--- What to do ---
Reproduce the data, keeping every word exactly as it is.

--- Data records for software interfaces ---
# # # #

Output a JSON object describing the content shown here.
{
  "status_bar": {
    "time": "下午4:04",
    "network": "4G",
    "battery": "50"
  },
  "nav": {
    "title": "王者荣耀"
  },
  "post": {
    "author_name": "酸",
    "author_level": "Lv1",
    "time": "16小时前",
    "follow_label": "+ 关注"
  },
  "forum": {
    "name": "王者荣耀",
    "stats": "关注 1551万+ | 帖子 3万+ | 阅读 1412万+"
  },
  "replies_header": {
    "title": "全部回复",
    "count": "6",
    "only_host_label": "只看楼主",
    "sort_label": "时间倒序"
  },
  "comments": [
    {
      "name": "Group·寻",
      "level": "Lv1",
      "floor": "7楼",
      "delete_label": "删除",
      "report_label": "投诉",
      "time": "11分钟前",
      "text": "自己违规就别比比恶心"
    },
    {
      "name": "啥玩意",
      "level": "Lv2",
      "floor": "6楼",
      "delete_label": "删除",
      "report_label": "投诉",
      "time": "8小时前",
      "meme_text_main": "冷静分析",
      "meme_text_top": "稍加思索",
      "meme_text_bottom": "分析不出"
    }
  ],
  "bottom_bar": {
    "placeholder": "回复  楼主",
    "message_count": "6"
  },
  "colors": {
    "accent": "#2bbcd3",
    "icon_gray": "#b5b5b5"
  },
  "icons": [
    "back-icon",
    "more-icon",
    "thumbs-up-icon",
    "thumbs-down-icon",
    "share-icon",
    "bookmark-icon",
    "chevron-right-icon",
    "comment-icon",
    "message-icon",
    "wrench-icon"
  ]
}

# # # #

--- Output for this exercise ---
Output a JSON object describing the content shown here.
{
  "status_bar": {
    "time": "下午4:04",
    "network": "4G",
    "battery": "50"
  },
  "nav": {
    "title": "王者荣耀"
  },
  "post": {
    "author_name": "酸",
    "author_level": "Lv1",
    "time": "16小时前",
    "follow_label": "+ 关注"
  },
  "forum": {
    "name": "王者荣耀",
    "stats": "关注 1551万+ | 帖子 3万+ | 阅读 1412万+"
  },
  "replies_header": {
    "title": "全部回复",
    "count": "6",
    "only_host_label": "只看楼主",
    "sort_label": "时间倒序"
  },
  "comments": [
    {
      "name": "Group·寻",
      "level": "Lv1",
      "floor": "7楼",
      "delete_label": "删除",
      "report_label": "投诉",
      "time": "11分钟前",
      "text": "自己违规就别比比恶心"
    },
    {
      "name": "啥玩意",
      "level": "Lv2",
      "floor": "6楼",
      "delete_label": "删除",
      "report_label": "投诉",
      "time": "8小时前",
      "meme_text_main": "冷静分析",
      "meme_text_top": "稍加思索",
      "meme_text_bottom": "分析不出"
    }
  ],
  "bottom_bar": {
    "placeholder": "回复  楼主",
    "message_count": "6"
  },
  "colors": {
    "accent": "#2bbcd3",
    "icon_gray": "#b5b5b5"
  },
  "icons": [
    "back-icon",
    "more-icon",
    "thumbs-up-icon",
    "thumbs-down-icon",
    "share-icon",
    "bookmark-icon",
    "chevron-right-icon",
    "comment-icon",
    "message-icon",
    "wrench-icon"
  ]
}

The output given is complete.